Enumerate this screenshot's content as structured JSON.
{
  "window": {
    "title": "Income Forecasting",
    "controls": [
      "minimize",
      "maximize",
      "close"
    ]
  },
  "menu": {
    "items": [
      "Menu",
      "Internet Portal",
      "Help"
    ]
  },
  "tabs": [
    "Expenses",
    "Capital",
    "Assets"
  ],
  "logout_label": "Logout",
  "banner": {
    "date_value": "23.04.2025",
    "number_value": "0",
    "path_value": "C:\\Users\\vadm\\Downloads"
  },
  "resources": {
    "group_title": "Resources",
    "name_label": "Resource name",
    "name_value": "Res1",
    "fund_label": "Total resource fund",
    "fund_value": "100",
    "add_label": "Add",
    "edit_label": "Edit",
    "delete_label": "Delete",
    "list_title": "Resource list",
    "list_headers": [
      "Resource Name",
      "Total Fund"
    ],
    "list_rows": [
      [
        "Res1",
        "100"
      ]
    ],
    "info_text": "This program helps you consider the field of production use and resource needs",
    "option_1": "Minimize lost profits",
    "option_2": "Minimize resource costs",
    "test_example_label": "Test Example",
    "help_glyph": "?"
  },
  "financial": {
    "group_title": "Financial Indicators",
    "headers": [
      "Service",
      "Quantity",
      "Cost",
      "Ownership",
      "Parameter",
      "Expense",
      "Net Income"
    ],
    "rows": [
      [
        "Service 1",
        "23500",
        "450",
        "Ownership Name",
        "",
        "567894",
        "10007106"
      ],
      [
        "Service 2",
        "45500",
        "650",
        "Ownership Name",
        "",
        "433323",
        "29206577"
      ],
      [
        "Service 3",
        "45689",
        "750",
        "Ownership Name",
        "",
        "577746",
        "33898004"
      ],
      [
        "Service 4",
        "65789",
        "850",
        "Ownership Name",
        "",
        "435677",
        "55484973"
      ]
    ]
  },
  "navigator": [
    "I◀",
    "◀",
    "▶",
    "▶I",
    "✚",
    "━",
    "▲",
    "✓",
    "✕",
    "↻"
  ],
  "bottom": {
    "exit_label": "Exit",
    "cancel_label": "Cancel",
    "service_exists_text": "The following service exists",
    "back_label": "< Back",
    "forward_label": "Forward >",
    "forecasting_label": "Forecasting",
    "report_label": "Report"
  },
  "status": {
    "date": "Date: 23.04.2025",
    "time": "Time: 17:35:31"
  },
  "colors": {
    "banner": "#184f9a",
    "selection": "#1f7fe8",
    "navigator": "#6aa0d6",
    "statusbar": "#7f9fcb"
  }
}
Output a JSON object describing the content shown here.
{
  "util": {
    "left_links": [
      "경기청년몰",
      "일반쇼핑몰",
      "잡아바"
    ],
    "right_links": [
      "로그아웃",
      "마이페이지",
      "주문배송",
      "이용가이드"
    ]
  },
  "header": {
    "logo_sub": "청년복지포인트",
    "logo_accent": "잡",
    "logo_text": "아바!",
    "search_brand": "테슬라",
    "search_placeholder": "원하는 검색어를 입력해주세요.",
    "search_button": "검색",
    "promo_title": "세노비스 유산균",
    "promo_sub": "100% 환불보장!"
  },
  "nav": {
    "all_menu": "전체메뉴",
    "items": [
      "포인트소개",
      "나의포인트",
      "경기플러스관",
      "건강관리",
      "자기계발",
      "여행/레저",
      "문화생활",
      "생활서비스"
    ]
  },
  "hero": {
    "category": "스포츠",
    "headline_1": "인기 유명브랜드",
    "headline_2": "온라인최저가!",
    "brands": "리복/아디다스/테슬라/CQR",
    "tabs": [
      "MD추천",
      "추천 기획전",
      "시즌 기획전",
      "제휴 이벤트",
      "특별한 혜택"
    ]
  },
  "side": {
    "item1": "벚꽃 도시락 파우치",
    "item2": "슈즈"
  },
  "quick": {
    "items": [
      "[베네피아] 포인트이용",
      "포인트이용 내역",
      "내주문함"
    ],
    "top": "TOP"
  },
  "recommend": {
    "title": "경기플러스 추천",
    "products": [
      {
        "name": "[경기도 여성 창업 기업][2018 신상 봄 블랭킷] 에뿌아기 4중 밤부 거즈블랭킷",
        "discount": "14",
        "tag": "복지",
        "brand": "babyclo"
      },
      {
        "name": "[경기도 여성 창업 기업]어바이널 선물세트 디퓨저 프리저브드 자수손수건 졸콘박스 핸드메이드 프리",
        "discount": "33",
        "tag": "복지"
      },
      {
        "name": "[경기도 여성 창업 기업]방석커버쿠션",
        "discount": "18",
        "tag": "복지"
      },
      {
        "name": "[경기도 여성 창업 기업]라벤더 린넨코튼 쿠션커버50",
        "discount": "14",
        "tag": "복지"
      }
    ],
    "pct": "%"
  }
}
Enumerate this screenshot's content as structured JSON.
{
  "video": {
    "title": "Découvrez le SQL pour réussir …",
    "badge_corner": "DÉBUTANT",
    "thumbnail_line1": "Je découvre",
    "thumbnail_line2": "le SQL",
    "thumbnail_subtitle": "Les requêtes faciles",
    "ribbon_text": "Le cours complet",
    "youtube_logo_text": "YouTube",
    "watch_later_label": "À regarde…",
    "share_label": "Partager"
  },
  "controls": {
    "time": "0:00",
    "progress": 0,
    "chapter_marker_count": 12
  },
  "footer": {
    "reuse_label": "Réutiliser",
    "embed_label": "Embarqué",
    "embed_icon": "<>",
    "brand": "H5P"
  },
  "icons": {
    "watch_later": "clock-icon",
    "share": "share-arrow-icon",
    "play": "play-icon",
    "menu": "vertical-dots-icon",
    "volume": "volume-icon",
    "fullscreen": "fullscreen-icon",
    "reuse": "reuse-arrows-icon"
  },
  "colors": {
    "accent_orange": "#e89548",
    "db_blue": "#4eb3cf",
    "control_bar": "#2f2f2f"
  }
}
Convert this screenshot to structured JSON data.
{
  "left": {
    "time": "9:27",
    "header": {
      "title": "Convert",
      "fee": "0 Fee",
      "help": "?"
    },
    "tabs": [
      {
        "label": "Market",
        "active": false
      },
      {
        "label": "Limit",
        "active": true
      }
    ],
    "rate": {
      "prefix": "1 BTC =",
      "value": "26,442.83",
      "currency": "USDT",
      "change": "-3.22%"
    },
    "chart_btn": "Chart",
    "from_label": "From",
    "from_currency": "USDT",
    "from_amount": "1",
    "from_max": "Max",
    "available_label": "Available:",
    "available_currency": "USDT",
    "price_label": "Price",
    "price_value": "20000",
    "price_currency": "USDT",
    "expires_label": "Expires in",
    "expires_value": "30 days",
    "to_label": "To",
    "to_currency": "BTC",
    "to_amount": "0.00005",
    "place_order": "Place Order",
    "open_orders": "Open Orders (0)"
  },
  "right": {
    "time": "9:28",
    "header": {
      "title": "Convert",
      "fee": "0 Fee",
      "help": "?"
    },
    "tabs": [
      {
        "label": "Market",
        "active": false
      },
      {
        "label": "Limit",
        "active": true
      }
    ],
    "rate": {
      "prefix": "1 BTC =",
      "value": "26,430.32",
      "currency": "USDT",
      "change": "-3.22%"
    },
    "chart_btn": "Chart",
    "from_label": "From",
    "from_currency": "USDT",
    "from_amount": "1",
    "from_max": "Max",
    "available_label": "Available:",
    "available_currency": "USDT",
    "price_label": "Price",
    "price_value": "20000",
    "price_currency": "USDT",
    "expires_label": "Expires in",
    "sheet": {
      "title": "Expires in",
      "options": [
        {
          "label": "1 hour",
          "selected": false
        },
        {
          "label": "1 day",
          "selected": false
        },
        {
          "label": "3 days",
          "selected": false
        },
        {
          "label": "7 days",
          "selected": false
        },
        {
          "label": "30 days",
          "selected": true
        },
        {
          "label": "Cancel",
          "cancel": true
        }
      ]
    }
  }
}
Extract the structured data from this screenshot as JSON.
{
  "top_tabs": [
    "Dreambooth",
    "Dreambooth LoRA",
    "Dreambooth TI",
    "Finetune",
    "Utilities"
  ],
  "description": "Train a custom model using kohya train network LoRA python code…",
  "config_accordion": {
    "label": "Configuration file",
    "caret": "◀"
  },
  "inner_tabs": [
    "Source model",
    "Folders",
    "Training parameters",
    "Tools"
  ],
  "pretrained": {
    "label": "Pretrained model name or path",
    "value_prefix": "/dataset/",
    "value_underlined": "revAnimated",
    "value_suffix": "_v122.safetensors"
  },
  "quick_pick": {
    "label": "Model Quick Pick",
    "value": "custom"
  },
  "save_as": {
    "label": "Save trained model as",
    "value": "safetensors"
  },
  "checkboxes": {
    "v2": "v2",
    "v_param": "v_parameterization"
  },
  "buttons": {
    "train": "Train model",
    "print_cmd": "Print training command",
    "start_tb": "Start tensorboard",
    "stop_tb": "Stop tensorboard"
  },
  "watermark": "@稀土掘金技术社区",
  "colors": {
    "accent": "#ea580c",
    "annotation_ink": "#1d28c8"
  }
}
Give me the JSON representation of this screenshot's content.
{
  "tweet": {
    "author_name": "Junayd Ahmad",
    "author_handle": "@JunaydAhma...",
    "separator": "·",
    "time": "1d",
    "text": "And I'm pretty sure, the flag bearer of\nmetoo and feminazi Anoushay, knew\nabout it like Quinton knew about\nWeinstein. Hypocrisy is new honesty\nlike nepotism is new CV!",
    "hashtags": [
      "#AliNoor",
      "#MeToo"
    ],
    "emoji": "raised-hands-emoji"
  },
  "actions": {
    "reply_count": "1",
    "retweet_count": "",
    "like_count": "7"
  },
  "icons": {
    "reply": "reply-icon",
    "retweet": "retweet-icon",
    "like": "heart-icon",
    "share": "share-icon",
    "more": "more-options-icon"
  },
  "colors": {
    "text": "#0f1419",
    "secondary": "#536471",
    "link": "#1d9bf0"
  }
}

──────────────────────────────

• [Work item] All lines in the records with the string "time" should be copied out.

• [Written answer]
    "time": "Time: 17:35:31"
    "time": "0:00",
    "time": "9:27",
    "time": "9:28",
    "time": "1d",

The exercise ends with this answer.